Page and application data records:
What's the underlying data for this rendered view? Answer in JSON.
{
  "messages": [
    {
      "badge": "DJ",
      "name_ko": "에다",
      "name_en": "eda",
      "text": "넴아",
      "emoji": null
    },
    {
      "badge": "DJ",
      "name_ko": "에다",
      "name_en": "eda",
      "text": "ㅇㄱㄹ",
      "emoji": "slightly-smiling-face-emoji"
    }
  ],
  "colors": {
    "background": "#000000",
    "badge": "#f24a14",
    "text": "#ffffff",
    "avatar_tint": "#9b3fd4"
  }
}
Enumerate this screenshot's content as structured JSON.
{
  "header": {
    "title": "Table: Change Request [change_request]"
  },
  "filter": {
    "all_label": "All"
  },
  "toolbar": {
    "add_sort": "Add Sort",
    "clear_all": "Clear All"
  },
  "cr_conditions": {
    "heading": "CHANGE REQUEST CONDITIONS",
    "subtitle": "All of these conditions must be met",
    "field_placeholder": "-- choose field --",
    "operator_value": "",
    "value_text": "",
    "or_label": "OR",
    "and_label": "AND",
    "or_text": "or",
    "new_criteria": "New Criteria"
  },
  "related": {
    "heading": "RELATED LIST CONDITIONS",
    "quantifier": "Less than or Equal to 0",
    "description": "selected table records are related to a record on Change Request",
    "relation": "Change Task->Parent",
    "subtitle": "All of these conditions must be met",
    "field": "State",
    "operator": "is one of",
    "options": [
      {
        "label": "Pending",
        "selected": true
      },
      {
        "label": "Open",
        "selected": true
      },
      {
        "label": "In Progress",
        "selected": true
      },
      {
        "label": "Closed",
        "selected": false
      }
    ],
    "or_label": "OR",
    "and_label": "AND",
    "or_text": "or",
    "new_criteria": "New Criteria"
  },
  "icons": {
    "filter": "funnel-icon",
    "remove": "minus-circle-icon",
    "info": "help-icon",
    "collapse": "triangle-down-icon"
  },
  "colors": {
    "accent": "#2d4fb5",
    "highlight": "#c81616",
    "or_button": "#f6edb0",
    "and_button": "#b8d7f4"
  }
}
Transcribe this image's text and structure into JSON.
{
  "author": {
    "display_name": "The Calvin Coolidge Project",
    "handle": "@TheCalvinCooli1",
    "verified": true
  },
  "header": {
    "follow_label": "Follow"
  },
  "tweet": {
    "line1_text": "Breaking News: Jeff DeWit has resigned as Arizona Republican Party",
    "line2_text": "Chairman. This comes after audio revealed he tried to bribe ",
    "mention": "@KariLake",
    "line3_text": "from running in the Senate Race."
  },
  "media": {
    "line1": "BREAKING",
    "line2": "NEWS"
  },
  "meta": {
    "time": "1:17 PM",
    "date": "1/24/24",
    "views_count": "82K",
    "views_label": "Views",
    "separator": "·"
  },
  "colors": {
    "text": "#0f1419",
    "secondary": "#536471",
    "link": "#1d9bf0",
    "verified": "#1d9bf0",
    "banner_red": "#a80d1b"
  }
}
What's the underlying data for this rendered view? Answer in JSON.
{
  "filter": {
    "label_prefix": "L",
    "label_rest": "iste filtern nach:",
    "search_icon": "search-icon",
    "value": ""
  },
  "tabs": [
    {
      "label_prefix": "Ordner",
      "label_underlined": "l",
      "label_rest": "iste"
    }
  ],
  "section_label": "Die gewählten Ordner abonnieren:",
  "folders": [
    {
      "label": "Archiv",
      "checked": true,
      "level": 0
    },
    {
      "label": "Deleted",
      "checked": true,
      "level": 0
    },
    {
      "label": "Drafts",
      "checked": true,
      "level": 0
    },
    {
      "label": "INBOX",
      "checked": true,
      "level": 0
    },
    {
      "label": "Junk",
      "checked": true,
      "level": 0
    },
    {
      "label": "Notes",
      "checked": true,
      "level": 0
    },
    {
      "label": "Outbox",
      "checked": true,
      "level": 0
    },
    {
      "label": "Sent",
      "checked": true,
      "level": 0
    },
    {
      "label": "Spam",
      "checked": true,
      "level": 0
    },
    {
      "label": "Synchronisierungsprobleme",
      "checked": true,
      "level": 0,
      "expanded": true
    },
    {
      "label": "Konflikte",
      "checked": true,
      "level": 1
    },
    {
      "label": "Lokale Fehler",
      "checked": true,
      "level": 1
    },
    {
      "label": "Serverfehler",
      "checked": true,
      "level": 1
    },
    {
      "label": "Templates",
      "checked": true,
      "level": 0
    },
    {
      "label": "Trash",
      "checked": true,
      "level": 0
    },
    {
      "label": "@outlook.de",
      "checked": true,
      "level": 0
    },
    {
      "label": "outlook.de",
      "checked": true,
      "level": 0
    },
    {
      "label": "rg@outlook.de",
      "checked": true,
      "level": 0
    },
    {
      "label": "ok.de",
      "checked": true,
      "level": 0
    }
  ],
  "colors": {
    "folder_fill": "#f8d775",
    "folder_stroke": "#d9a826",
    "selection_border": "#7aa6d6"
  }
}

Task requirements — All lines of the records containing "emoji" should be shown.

Output for this task —
      "emoji": null
      "emoji": "slightly-smiling-face-emoji"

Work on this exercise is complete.